::: MATERIALS PROVIDED :::
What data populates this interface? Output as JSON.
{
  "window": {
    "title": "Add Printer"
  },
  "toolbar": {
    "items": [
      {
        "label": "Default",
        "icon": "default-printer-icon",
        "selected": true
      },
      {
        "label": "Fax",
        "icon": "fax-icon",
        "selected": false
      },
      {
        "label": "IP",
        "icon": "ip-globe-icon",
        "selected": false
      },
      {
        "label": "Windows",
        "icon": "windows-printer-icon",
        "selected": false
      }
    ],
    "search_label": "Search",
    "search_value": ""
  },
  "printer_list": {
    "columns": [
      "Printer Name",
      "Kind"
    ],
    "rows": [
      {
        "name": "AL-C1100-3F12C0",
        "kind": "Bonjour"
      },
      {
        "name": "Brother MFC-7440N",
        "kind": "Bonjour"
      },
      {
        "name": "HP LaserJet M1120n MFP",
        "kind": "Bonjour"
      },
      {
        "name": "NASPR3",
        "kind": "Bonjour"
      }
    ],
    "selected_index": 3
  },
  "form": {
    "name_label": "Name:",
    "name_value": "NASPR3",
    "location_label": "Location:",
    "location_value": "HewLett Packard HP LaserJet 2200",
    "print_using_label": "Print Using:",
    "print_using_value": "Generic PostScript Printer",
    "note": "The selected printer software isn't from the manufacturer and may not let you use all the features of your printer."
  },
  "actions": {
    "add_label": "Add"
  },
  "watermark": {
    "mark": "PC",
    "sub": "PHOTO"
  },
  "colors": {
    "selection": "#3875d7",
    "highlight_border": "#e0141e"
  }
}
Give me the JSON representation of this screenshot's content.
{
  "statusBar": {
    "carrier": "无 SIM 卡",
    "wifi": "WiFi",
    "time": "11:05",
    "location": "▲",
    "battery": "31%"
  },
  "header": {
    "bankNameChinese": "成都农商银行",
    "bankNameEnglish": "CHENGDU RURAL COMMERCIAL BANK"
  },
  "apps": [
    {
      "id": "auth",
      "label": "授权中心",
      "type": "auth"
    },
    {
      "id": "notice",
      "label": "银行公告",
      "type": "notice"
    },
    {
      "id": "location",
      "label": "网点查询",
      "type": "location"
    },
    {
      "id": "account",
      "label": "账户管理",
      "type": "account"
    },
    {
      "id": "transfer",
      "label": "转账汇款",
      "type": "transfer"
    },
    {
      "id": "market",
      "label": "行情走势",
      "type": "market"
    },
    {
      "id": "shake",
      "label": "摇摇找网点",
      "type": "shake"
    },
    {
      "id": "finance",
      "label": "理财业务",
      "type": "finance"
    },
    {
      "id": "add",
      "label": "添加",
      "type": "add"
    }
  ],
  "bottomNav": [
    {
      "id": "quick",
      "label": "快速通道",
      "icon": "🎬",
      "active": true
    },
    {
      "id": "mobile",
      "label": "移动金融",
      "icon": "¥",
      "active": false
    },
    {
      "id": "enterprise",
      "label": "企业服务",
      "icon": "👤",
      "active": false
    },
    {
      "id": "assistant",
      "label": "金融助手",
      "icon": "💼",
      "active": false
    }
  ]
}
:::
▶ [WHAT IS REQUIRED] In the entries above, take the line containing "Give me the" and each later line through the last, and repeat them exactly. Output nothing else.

▶ [PROBLEM SOLUTION]
Give me the JSON representation of this screenshot's content.
{
  "statusBar": {
    "carrier": "无 SIM 卡",
    "wifi": "WiFi",
    "time": "11:05",
    "location": "▲",
    "battery": "31%"
  },
  "header": {
    "bankNameChinese": "成都农商银行",
    "bankNameEnglish": "CHENGDU RURAL COMMERCIAL BANK"
  },
  "apps": [
    {
      "id": "auth",
      "label": "授权中心",
      "type": "auth"
    },
    {
      "id": "notice",
      "label": "银行公告",
      "type": "notice"
    },
    {
      "id": "location",
      "label": "网点查询",
      "type": "location"
    },
    {
      "id": "account",
      "label": "账户管理",
      "type": "account"
    },
    {
      "id": "transfer",
      "label": "转账汇款",
      "type": "transfer"
    },
    {
      "id": "market",
      "label": "行情走势",
      "type": "market"
    },
    {
      "id": "shake",
      "label": "摇摇找网点",
      "type": "shake"
    },
    {
      "id": "finance",
      "label": "理财业务",
      "type": "finance"
    },
    {
      "id": "add",
      "label": "添加",
      "type": "add"
    }
  ],
  "bottomNav": [
    {
      "id": "quick",
      "label": "快速通道",
      "icon": "🎬",
      "active": true
    },
    {
      "id": "mobile",
      "label": "移动金融",
      "icon": "¥",
      "active": false
    },
    {
      "id": "enterprise",
      "label": "企业服务",
      "icon": "👤",
      "active": false
    },
    {
      "id": "assistant",
      "label": "金融助手",
      "icon": "💼",
      "active": false
    }
  ]
}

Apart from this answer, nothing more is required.